Some info- the genre of my book is YA fantasy, and my word count is 81,600 words (roughly).

  • I kind of did what you did. I cut down half the chapters in editing. I'm not sure what the BEST answer is. There's a lot of general guidelines on lots of websites like masterclass.com/articles/… and medium.com/the-book-mechanic/… – DWKraus Sep 8 at 21:50
  • 1
    Can you elaborate on what is "a natural break in the text" for you? – Alexander Sep 8 at 21:50
  • @Alexander A natural break in text for me is when a scene changes, or when a major thing happens and I want to pause for suspense. – AnnWriter19 Sep 9 at 0:22
7

Quick challenge: should you start thinking about chapters? It is entirely possible to write the entire book without any chapters (or, depending on your point of view, as a single chapter). To quote a literary great:

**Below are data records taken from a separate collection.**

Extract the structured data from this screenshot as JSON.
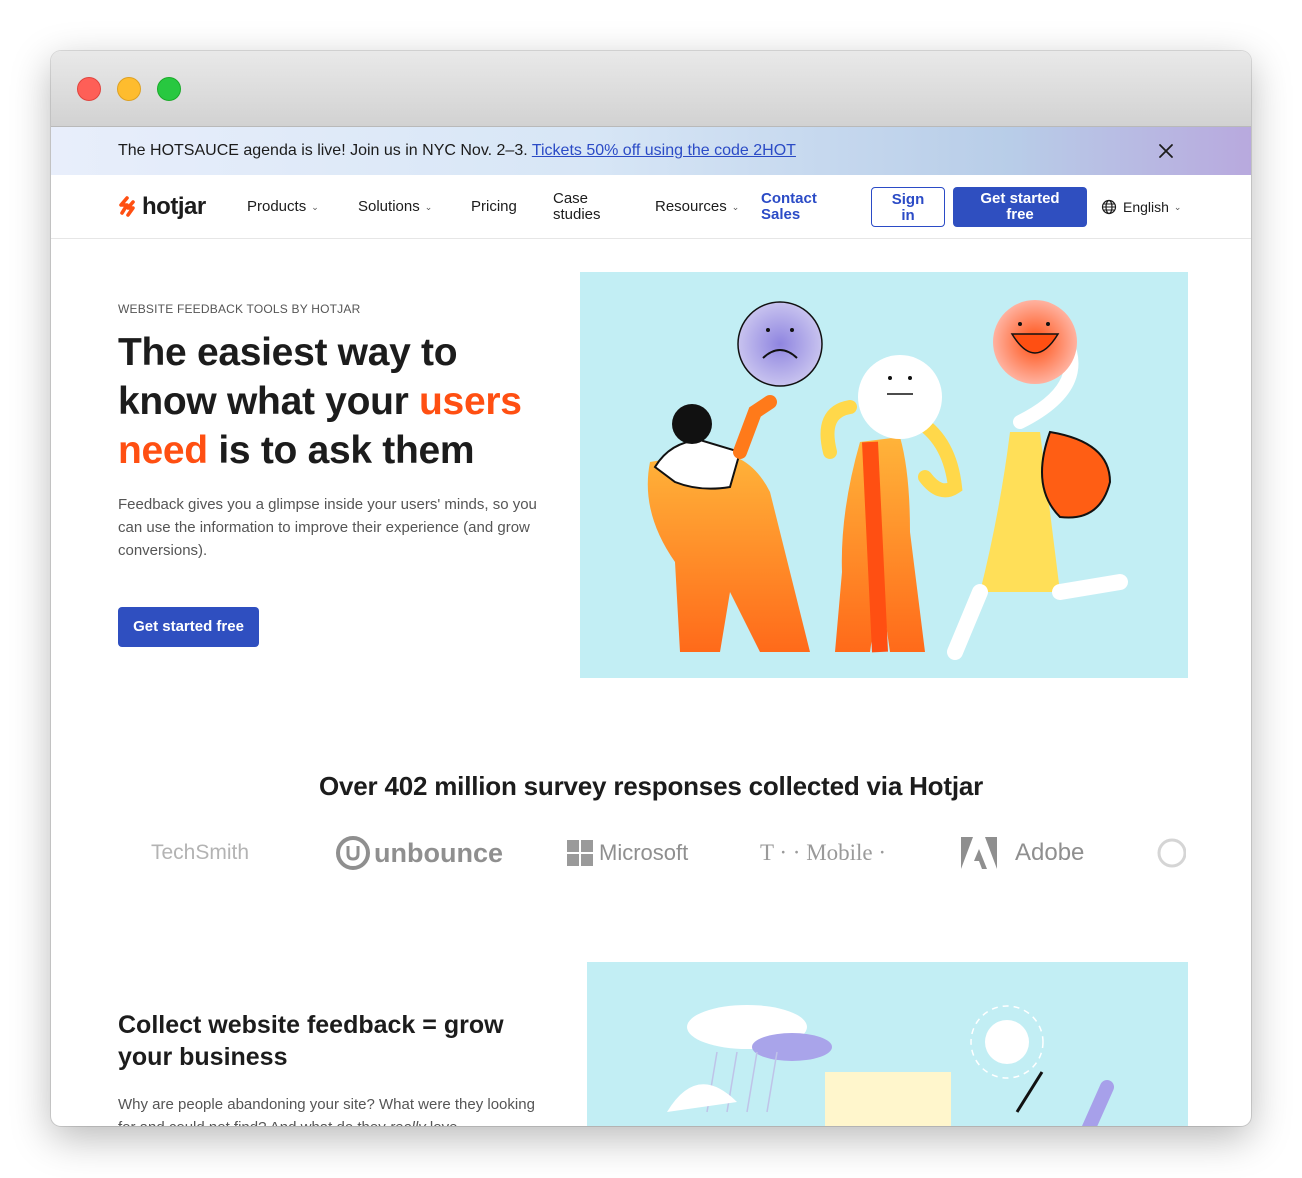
{
  "banner": {
    "text": "The HOTSAUCE agenda is live! Join us in NYC Nov. 2–3.",
    "link": "Tickets 50% off using the code 2HOT"
  },
  "nav": {
    "logo": "hotjar",
    "products": "Products",
    "solutions": "Solutions",
    "pricing": "Pricing",
    "case_studies_1": "Case",
    "case_studies_2": "studies",
    "resources": "Resources",
    "contact_1": "Contact",
    "contact_2": "Sales",
    "signin_1": "Sign",
    "signin_2": "in",
    "get_started_1": "Get started",
    "get_started_2": "free",
    "language": "English"
  },
  "hero": {
    "eyebrow": "WEBSITE FEEDBACK TOOLS BY HOTJAR",
    "headline_1": "The easiest way to know what your ",
    "headline_accent": "users need",
    "headline_2": " is to ask them",
    "subtitle": "Feedback gives you a glimpse inside your users' minds, so you can use the information to improve their experience (and grow conversions).",
    "cta": "Get started free"
  },
  "stats": {
    "title": "Over 402 million survey responses collected via Hotjar"
  },
  "logos": [
    "TechSmith",
    "unbounce",
    "Microsoft",
    "T · · Mobile ·",
    "Adobe"
  ],
  "section2": {
    "title": "Collect website feedback = grow your business",
    "subtitle_1": "Why are people abandoning your site? What were they looking for and could not find? And what do they ",
    "subtitle_em": "really",
    "subtitle_2": " love"
  },
  "colors": {
    "accent": "#ff4f12",
    "brand_blue": "#2f4fc0",
    "illustration_bg": "#c2eef4"
  }
}
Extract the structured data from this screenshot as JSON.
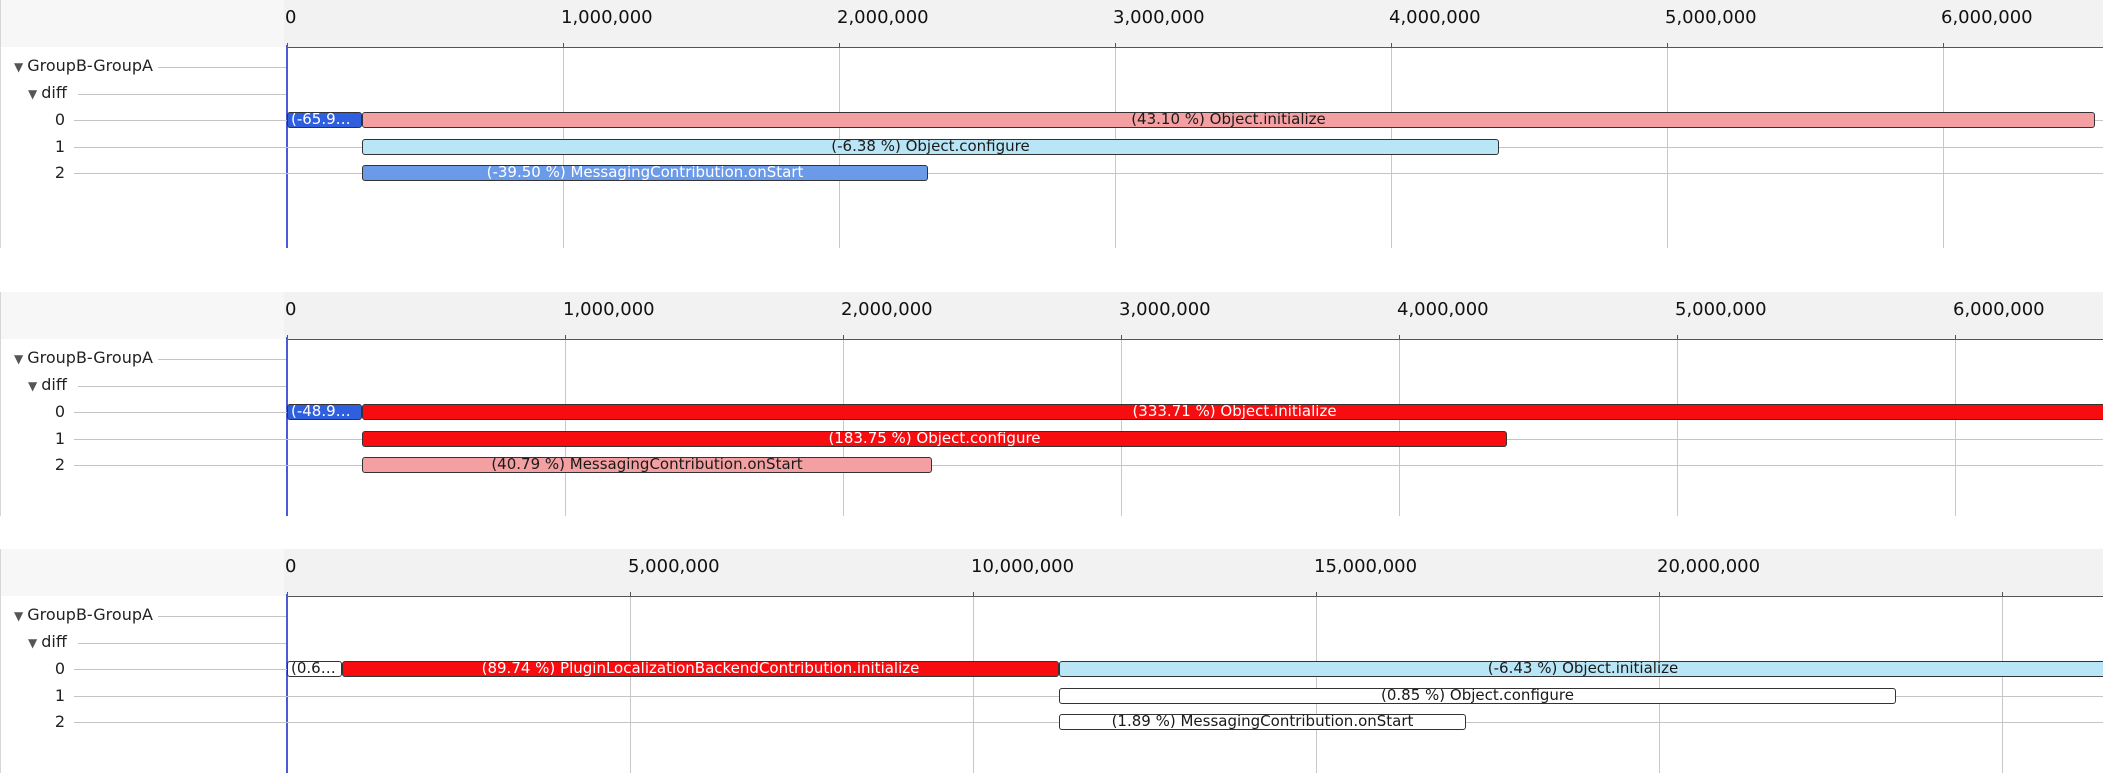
{
  "colors": {
    "strong_blue": "#2f5fde",
    "medium_blue": "#6b9ae8",
    "light_blue": "#b9e6f7",
    "light_red": "#f4a0a3",
    "strong_red": "#f70c10",
    "white": "#ffffff"
  },
  "panels": [
    {
      "group_label": "GroupB-GroupA",
      "diff_label": "diff",
      "rows": [
        "0",
        "1",
        "2"
      ],
      "axis": {
        "min": 0,
        "max": 6800000,
        "ticks": [
          {
            "value": 0,
            "label": "0"
          },
          {
            "value": 1000000,
            "label": "1,000,000"
          },
          {
            "value": 2000000,
            "label": "2,000,000"
          },
          {
            "value": 3000000,
            "label": "3,000,000"
          },
          {
            "value": 4000000,
            "label": "4,000,000"
          },
          {
            "value": 5000000,
            "label": "5,000,000"
          },
          {
            "value": 6000000,
            "label": "6,000,000"
          }
        ]
      },
      "bars": [
        {
          "row": 0,
          "start": 0,
          "end": 270000,
          "label": "(-65.9…",
          "fill": "strong_blue",
          "text": "light",
          "small": true
        },
        {
          "row": 0,
          "start": 270000,
          "end": 6550000,
          "label": "(43.10 %) Object.initialize",
          "fill": "light_red",
          "text": "dark"
        },
        {
          "row": 1,
          "start": 270000,
          "end": 4390000,
          "label": "(-6.38 %) Object.configure",
          "fill": "light_blue",
          "text": "dark"
        },
        {
          "row": 2,
          "start": 270000,
          "end": 2320000,
          "label": "(-39.50 %) MessagingContribution.onStart",
          "fill": "medium_blue",
          "text": "light"
        }
      ]
    },
    {
      "group_label": "GroupB-GroupA",
      "diff_label": "diff",
      "rows": [
        "0",
        "1",
        "2"
      ],
      "axis": {
        "min": 0,
        "max": 6760000,
        "ticks": [
          {
            "value": 0,
            "label": "0"
          },
          {
            "value": 1000000,
            "label": "1,000,000"
          },
          {
            "value": 2000000,
            "label": "2,000,000"
          },
          {
            "value": 3000000,
            "label": "3,000,000"
          },
          {
            "value": 4000000,
            "label": "4,000,000"
          },
          {
            "value": 5000000,
            "label": "5,000,000"
          },
          {
            "value": 6000000,
            "label": "6,000,000"
          }
        ]
      },
      "bars": [
        {
          "row": 0,
          "start": 0,
          "end": 270000,
          "label": "(-48.9…",
          "fill": "strong_blue",
          "text": "light",
          "small": true
        },
        {
          "row": 0,
          "start": 270000,
          "end": 6800000,
          "label": "(333.71 %) Object.initialize",
          "fill": "strong_red",
          "text": "light"
        },
        {
          "row": 1,
          "start": 270000,
          "end": 4390000,
          "label": "(183.75 %) Object.configure",
          "fill": "strong_red",
          "text": "light"
        },
        {
          "row": 2,
          "start": 270000,
          "end": 2320000,
          "label": "(40.79 %) MessagingContribution.onStart",
          "fill": "light_red",
          "text": "dark"
        }
      ]
    },
    {
      "group_label": "GroupB-GroupA",
      "diff_label": "diff",
      "rows": [
        "0",
        "1",
        "2"
      ],
      "axis": {
        "min": 0,
        "max": 26800000,
        "ticks": [
          {
            "value": 0,
            "label": "0"
          },
          {
            "value": 5000000,
            "label": "5,000,000"
          },
          {
            "value": 10000000,
            "label": "10,000,000"
          },
          {
            "value": 15000000,
            "label": "15,000,000"
          },
          {
            "value": 20000000,
            "label": "20,000,000"
          },
          {
            "value": 25000000,
            "label": ""
          }
        ]
      },
      "bars": [
        {
          "row": 0,
          "start": 0,
          "end": 800000,
          "label": "(0.6…",
          "fill": "white",
          "text": "dark",
          "small": true
        },
        {
          "row": 0,
          "start": 800000,
          "end": 11250000,
          "label": "(89.74 %) PluginLocalizationBackendContribution.initialize",
          "fill": "strong_red",
          "text": "light"
        },
        {
          "row": 0,
          "start": 11250000,
          "end": 26800000,
          "label": "(-6.43 %) Object.initialize",
          "fill": "light_blue",
          "text": "dark"
        },
        {
          "row": 1,
          "start": 11250000,
          "end": 23450000,
          "label": "(0.85 %) Object.configure",
          "fill": "white",
          "text": "dark"
        },
        {
          "row": 2,
          "start": 11250000,
          "end": 17180000,
          "label": "(1.89 %) MessagingContribution.onStart",
          "fill": "white",
          "text": "dark"
        }
      ]
    }
  ]
}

Life doesn't happen in chapters — at least, not regular ones. Nor do movies. Homer didn't write in chapters. I can see what their purpose is in children's books ("I'll read to the end of the chapter, and then you must go to sleep") but I'm blessed if I know what function they serve in books for adults.
Sir Terry Pratchett

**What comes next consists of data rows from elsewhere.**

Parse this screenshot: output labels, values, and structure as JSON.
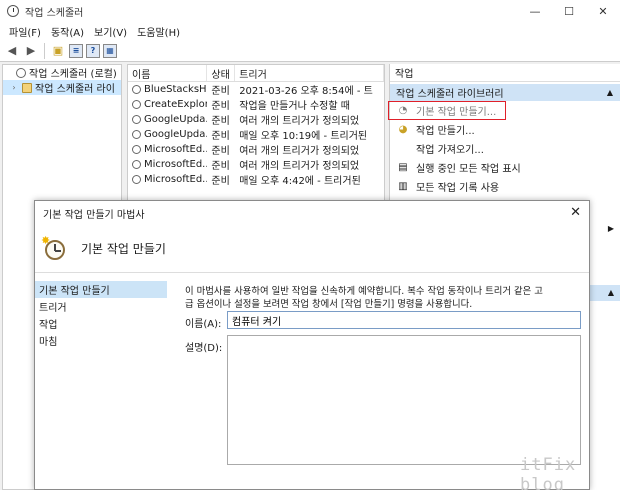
{
  "window": {
    "title": "작업 스케줄러",
    "minimize": "—",
    "maximize": "☐",
    "close": "✕"
  },
  "menu": [
    "파일(F)",
    "동작(A)",
    "보기(V)",
    "도움말(H)"
  ],
  "toolbar": {
    "icons": [
      "back-arrow-icon",
      "forward-arrow-icon",
      "folder-up-icon",
      "properties-icon",
      "help-icon",
      "console-icon"
    ]
  },
  "tree": {
    "items": [
      {
        "label": "작업 스케줄러 (로컬)",
        "expander": ""
      },
      {
        "label": "작업 스케줄러 라이",
        "expander": "›"
      }
    ]
  },
  "list": {
    "columns": [
      "이름",
      "상태",
      "트리거"
    ],
    "rows": [
      {
        "name": "BlueStacksH...",
        "status": "준비",
        "trigger": "2021-03-26 오후 8:54에 - 트"
      },
      {
        "name": "CreateExplor...",
        "status": "준비",
        "trigger": "작업을 만들거나 수정할 때"
      },
      {
        "name": "GoogleUpda...",
        "status": "준비",
        "trigger": "여러 개의 트리거가 정의되었"
      },
      {
        "name": "GoogleUpda...",
        "status": "준비",
        "trigger": "매일 오후 10:19에 - 트리거된"
      },
      {
        "name": "MicrosoftEd...",
        "status": "준비",
        "trigger": "여러 개의 트리거가 정의되었"
      },
      {
        "name": "MicrosoftEd...",
        "status": "준비",
        "trigger": "여러 개의 트리거가 정의되었"
      },
      {
        "name": "MicrosoftEd...",
        "status": "준비",
        "trigger": "매일 오후 4:42에 - 트리거된"
      }
    ]
  },
  "actions": {
    "title": "작업",
    "section": "작업 스케줄러 라이브러리",
    "items": [
      {
        "label": "기본 작업 만들기...",
        "icon": "basic-task-icon",
        "highlighted": true
      },
      {
        "label": "작업 만들기...",
        "icon": "create-task-icon",
        "highlighted": false
      },
      {
        "label": "작업 가져오기...",
        "icon": "import-icon",
        "highlighted": false
      },
      {
        "label": "실행 중인 모든 작업 표시",
        "icon": "running-tasks-icon",
        "highlighted": false
      },
      {
        "label": "모든 작업 기록 사용",
        "icon": "history-icon",
        "highlighted": false
      }
    ],
    "expand_arrow": "▶",
    "collapse_arrow": "▲"
  },
  "dialog": {
    "title": "기본 작업 만들기 마법사",
    "close": "✕",
    "heading": "기본 작업 만들기",
    "nav": [
      "기본 작업 만들기",
      "트리거",
      "작업",
      "마침"
    ],
    "description_line1": "이 마법사를 사용하여 일반 작업을 신속하게 예약합니다. 복수 작업 동작이나 트리거 같은 고",
    "description_line2": "급 옵션이나 설정을 보려면 작업 창에서 [작업 만들기] 명령을 사용합니다.",
    "name_label": "이름(A):",
    "name_value": "컴퓨터 켜기",
    "desc_label": "설명(D):",
    "desc_value": ""
  },
  "watermark": "itFix blog"
}
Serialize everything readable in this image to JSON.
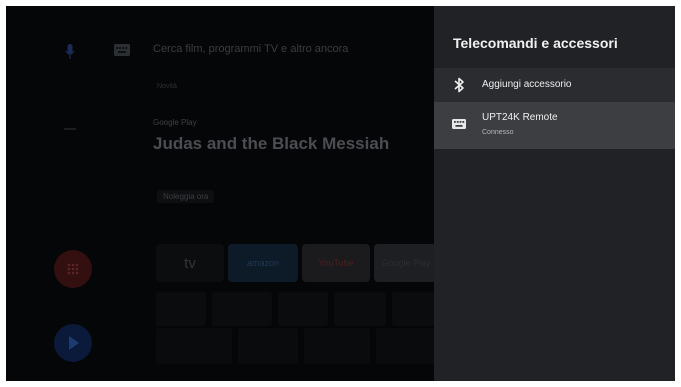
{
  "home": {
    "search_placeholder": "Cerca film, programmi TV e altro ancora",
    "row_label": "Novità",
    "featured": {
      "source": "Google Play",
      "title": "Judas and the Black Messiah",
      "subtitle": "",
      "cta": "Noleggia ora"
    },
    "apps": [
      "tv",
      "amazon",
      "YouTube",
      "Google Play"
    ]
  },
  "panel": {
    "title": "Telecomandi e accessori",
    "items": [
      {
        "label": "Aggiungi accessorio",
        "icon": "bluetooth-icon"
      },
      {
        "label": "UPT24K Remote",
        "status": "Connesso",
        "icon": "keyboard-icon"
      }
    ]
  },
  "colors": {
    "panel_bg": "#202226",
    "selected_bg": "#3c3e42",
    "text": "#eeeeee"
  }
}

Now, part of this comes down to your writing style: some people will start the story by writing out a list of events, and grouping them into chapters to write. Some people will just sit down and start typing, never knowing when the next scene break will be.

Furthermore, it also depends on the style of your story. A story set across a long period, with plenty of time-skips — for example, a cross-continental journey, consisting of large swathes of boring walking/riding interspersed with brief moments of intense action; a series of snapshots of a person's life from their birth, education, becoming famous, becoming infamous, and through to their eventual death; or an entire year of schooling — will lend itself well to being broken down into chapters. On the other hand, a continuous story which tracks the frantic few hours of a protagonist trapped in an unfortunate situation of scenario may benefit from not having any chapters, or even any time-skips/scene-breaks.

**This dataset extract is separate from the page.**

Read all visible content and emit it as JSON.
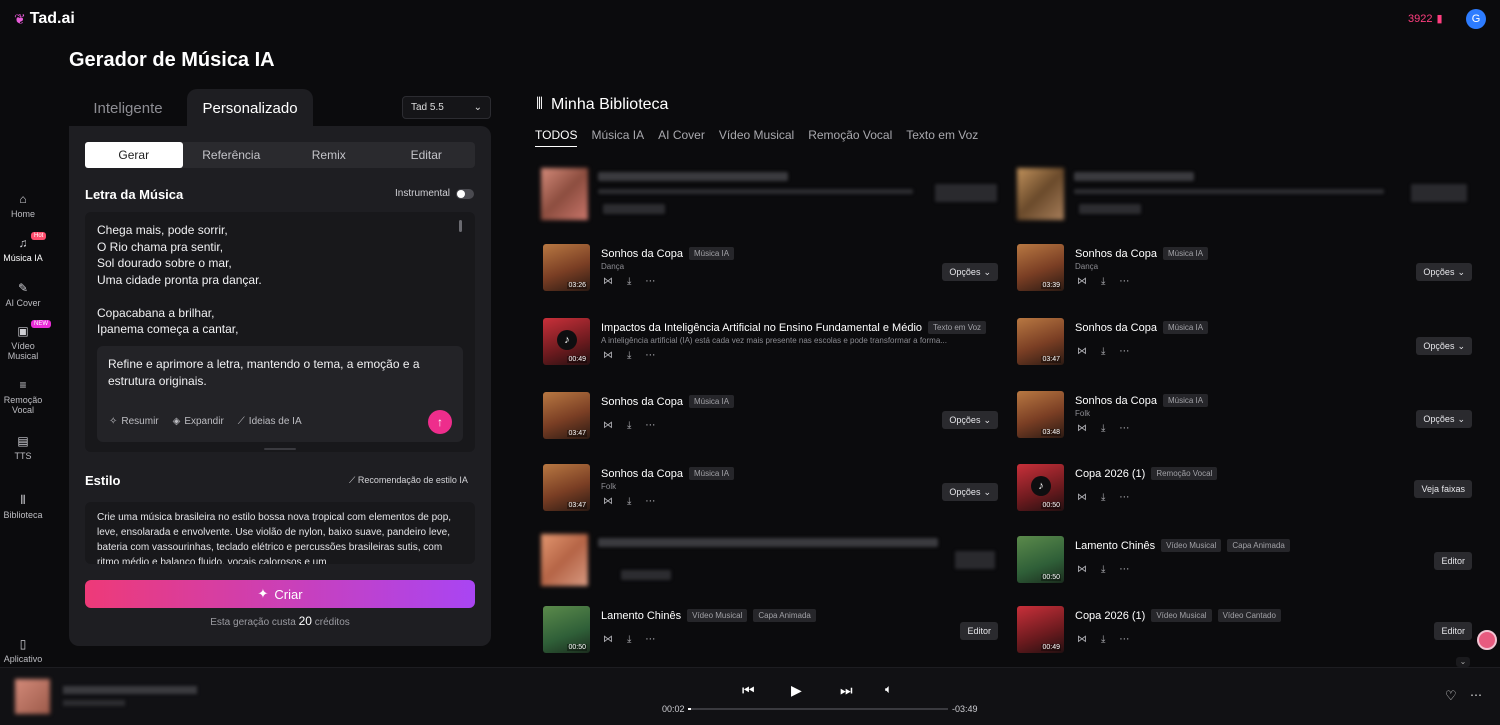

Consider also that in certain cases, the break between books wasn't even finalised until after several revisions of the story had been completed.

In short, I would suggest continuing to write as you currently are. Once you have your [first/next] (delete as appropriate) full draft of the book ready, read through it and decide if you need/want chapters. If so, then go through, and identify suitable chapter breaks, with the assistance of your hash-tags.

| improve this answer | |
2

Chapters are part of the shape of a book, and they help govern the pacing. They also help readers break the book into manageable chunks -- most readers will wait until a chapter break before taking a rest from reading.

A chapter break should happen at a point where there is a logical break in the flow of the story -- a change in viewpoint, location, time, or focus. They should occur after something has been resolved (so the reader should feel a sense of satisfaction that progress is being made) but there also needs to be momentum to push the reader into the next chapter, otherwise you risk the reader putting the book down and never coming back. This could be a cliffhanger (but don't overdo this), but could just be that some new information has been revealed and the reader wants to understand how it fits in, or a character has decided to do something and the reader wants to learn how it works out.

Adding a chapter break slows the story down, gives the reader breathing space. This is especially important after action scenes, so this is a good place to put them.

| improve this answer | |

Your Answer

By clicking “Post Your Answer”, you agree to our terms of service, privacy policy and cookie policy

Not the answer you're looking for? Browse other questions tagged or ask your own question.